- Notice The Neighborhoods. I’ve given you some tips on where to start getting to know more about Muncie. By driving around you’ve seen a lot. We may not have scenic mountain views, but we have some lovely neighborhoods, historic buildings, great public parks, and old mansions. Two families, in particular, left their mark over the last 100+ years… The Ball Family and the Kitselman Family. You’ve now heard of the Ball’s… but the Kitselman’s (and family) have some amazing homes you will likely drive by and say… “who in the world lived there?” The Kitselman’s later became Indiana Steel and Wire. Near BSU, there is Westwood Park (built by a Ball family member), just West of the campus.. big, unique, and a very desirable location. Kenmore and Gatewood Addition is found by heading west from Campus off University Ave. This is also in high demand. North of campus, North of McGalliard is Halteman Village and Northview… another area that so many love and prices (in general) are lower than really close to campus. Head South of the River and you’re in the Southside of town. Head West and you’re closer to Yorktown Schools. Head East of SR 67 (which is like the I-465 of Indy which loops around the city) and you’re then in more rural High Schools. Head Jackson St Eastbound and you hit Country Club Rd. Just South on that road is our local private Delaware Country Club… which is a fantastic golf course, social club, and private events venue (wedding after-party… yep, lots of them). Outside of this, it gets more rural. We have a lot of farm ground and plenty of neighborhoods in between.

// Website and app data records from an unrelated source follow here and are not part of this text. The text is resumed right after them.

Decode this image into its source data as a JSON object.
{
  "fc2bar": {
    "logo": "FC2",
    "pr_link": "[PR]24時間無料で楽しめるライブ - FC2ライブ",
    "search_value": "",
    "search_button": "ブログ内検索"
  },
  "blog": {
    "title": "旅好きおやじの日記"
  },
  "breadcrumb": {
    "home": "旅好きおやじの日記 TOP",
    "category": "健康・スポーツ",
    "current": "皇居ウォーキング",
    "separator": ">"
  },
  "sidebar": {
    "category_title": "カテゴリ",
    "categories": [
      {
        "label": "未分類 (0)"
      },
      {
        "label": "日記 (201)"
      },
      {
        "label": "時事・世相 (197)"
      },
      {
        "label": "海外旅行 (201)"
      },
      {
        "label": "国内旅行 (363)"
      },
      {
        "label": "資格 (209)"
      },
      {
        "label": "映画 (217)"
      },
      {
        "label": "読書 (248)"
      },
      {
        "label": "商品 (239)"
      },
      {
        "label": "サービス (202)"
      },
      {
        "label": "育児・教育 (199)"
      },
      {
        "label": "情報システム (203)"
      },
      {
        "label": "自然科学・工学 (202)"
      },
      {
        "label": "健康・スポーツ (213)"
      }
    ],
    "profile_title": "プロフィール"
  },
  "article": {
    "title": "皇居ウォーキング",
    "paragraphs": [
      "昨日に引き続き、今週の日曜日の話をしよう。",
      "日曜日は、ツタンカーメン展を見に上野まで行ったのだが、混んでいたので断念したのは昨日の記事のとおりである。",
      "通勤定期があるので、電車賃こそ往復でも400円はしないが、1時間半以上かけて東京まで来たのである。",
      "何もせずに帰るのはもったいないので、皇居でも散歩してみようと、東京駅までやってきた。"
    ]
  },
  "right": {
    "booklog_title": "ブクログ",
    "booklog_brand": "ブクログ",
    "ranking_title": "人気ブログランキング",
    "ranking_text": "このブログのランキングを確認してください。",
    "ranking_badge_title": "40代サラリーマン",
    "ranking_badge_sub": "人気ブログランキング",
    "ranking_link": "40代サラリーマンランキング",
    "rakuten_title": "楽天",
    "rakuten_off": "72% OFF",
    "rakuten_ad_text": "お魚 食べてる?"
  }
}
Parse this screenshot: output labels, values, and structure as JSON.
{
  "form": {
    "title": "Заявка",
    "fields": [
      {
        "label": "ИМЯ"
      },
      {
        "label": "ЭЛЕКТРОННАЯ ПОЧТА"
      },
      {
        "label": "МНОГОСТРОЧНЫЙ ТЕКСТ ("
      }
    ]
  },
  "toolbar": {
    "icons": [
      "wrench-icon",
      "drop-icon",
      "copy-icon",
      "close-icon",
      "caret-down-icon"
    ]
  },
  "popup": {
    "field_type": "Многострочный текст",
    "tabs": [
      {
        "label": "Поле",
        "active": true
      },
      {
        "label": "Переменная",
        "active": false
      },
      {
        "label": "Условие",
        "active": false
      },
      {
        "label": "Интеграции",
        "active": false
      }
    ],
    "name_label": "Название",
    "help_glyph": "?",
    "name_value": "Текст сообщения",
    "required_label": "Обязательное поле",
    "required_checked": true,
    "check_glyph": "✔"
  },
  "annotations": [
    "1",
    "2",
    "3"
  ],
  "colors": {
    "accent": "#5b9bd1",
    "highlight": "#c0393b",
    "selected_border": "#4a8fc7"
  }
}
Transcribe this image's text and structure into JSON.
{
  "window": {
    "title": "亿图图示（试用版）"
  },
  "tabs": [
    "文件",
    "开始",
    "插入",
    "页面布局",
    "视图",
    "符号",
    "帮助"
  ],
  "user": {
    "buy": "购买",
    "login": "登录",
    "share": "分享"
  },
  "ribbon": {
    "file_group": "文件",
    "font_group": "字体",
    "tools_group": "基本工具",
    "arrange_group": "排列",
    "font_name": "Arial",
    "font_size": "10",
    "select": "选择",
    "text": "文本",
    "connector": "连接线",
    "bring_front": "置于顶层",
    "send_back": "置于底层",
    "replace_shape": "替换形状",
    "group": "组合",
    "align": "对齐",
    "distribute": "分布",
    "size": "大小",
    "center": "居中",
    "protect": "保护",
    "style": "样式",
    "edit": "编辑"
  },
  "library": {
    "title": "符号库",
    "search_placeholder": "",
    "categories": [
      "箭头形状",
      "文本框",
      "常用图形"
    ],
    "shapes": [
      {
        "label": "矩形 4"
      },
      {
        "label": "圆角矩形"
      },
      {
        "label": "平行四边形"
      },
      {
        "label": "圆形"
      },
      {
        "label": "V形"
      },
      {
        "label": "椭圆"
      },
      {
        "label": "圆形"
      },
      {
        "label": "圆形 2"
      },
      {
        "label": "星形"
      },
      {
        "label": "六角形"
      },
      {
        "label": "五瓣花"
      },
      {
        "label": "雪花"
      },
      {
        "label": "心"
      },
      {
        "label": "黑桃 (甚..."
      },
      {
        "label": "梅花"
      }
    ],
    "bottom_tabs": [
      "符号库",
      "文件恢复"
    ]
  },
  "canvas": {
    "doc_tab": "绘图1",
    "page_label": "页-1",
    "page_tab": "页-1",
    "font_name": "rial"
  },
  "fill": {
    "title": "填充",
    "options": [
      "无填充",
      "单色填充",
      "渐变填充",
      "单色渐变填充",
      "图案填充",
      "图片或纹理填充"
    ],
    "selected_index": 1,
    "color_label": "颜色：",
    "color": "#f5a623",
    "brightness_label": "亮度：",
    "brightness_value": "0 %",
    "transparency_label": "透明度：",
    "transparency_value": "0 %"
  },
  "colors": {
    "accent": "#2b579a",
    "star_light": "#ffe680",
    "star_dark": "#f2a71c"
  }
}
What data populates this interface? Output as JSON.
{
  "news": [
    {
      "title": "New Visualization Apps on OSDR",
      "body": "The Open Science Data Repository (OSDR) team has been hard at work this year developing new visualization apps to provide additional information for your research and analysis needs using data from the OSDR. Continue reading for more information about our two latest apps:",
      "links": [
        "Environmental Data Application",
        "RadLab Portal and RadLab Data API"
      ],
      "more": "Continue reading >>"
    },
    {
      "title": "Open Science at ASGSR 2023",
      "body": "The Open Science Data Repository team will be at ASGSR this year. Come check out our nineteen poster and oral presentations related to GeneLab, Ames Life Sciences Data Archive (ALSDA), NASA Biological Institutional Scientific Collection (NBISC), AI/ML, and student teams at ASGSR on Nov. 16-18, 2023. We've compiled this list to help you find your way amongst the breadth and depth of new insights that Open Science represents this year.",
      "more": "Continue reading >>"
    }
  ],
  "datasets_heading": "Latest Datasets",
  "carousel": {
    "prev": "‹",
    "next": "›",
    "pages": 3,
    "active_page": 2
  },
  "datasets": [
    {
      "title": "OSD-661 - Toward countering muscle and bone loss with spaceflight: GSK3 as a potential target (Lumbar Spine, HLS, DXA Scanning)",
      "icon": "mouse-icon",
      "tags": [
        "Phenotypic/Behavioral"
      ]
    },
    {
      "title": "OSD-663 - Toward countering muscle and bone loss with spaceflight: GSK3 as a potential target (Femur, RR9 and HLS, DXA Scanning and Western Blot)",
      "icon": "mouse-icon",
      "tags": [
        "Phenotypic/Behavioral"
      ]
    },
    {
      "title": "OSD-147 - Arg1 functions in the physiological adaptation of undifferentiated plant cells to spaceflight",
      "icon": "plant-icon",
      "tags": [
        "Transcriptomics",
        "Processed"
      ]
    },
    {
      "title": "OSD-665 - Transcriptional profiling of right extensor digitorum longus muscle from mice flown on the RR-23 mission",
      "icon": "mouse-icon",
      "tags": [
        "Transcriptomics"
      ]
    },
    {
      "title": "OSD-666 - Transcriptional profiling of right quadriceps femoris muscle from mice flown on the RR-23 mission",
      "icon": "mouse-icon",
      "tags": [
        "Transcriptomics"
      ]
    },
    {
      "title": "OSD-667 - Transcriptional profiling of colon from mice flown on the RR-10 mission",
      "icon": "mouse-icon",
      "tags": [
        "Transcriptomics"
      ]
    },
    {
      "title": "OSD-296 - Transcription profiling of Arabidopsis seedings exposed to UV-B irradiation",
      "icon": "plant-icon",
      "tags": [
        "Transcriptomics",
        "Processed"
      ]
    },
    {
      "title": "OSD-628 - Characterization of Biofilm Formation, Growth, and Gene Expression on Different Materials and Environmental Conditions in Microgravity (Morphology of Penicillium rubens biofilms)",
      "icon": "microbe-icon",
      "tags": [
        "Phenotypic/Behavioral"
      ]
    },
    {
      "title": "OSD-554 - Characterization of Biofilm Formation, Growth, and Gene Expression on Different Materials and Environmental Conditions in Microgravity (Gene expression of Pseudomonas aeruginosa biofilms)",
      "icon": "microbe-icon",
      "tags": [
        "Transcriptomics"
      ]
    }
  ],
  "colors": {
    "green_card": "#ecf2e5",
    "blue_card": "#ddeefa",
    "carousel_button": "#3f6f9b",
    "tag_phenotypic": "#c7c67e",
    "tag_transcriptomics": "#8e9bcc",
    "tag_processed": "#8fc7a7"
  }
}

- Muncie, Delaware County, and Yorktown Schools: Muncie Community Schools are undergoing a great transformation as they are now partnered with Ball State. We’re so excited about this partnership with a nationally renowned Teacher’s College! Muncie Schools have one High School (Central High School) and it’s located just North of the downtown near Minnetrista. Delaware County then has County High Schools: Delta (North), Wesdel (Northwest), Cowan (South), and Wapahani (East). Delta is the largest county school. Yorktown has one High School. Check out this US News & World Report Ranking of local schools.
This is getting long. So much for a fast start guide! Nonetheless, I think this info can be really helpful for you to get connected quickly. Keep exploring this site… we’re here to help and glad you’ve chosen to consider moving to Muncie! I’ll see you around town! — Steve